Once the Broadcast Flag is out there in hardware and software, and all HDTV signals are coming down with it enabled, what's going to happen a couple years from now when Hollywood gets nervous about their bottom line? Will the Broadcast Flag only prevent moving a captured show file from one PC to another or will you suddenly be limited on how many times you can play something back or burn it to a DVD? And why are PBS signals being encrypted with the Broadcast Flag after July 1, 2005? Isn't it the public broadcasting system, i.e., the one we give tons of federal money to and is free to all markets? Will a teacher be able to record shows from HDTV PBS signal and bring those into a classrom? I certainly hope so.
As an act of protest, and a way to test the HDTV waters, I'm going to buy an HDTV card soon for my PC at home. I'll get to dip my toe into the complex world of HDTV content, and I'll have something that will likely be valuable after a year goes by.
A couple recent notable comparison tests between a Microsoft Media Center Edition PC and a standalone TiVo have been making the rounds: TiVo versus Media Center Edition PC's - finally! and Media Center Eye for the TiVo Guy.
In both sets of tests, the Media Center Edition PCs prove to be a bit buggy and crash-prone, and the reviewers eventually give the final nods to TiVo with its bulletproof simple design and reliability.
Michael Gartner, a media analyst and a big fan of MCE, counters with the mention of all the cool things you can do with a recorded show on a PC: archive it to DVD, stream it with other computers on your network, and copy it to a portable device.

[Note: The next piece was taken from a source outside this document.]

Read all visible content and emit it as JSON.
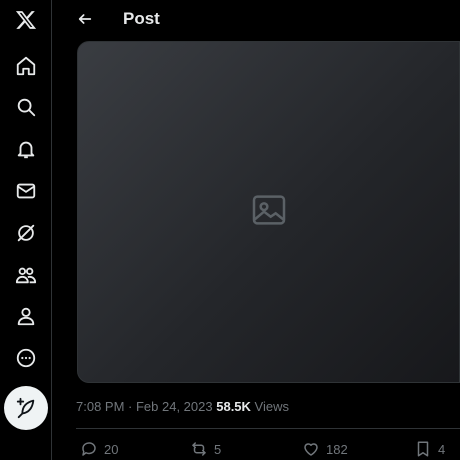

What it all comes down to is how you want to view and consume media. For most folks, they just want a dependable box that will do what they say. In a way, it's a lot like a helpful robot. You say "tape all the Sopranos you find" and you expect it to do your bidding. If you want to do more, you'll have to hack around a bit or throw some parts and free software to build your own, but a minority of folks seem to go to such lengths. That's what came out of a recent discussion of building your own PVR on MetaFilter, where even hardcore geeks admitted that it was much cheaper to just buy a tivo, set it, and forget it, when compared to the parts list and nuturing that a linux-based PVR requires.
I think that's the bottom line to all of this talk. If owners want to burn stuff to DVD or watch shows on their laptop while traveling, it's probably worth using MCE or MythTV, even though it costs more and they might crash from time to time. But for the vast majority, an $80 TiVo box will serve their needs, can be trusted, and hopefully if TiVo can get their "TiVo ToGo" features released soon, you'll be able to do many of the things that MCE boasts as advantages.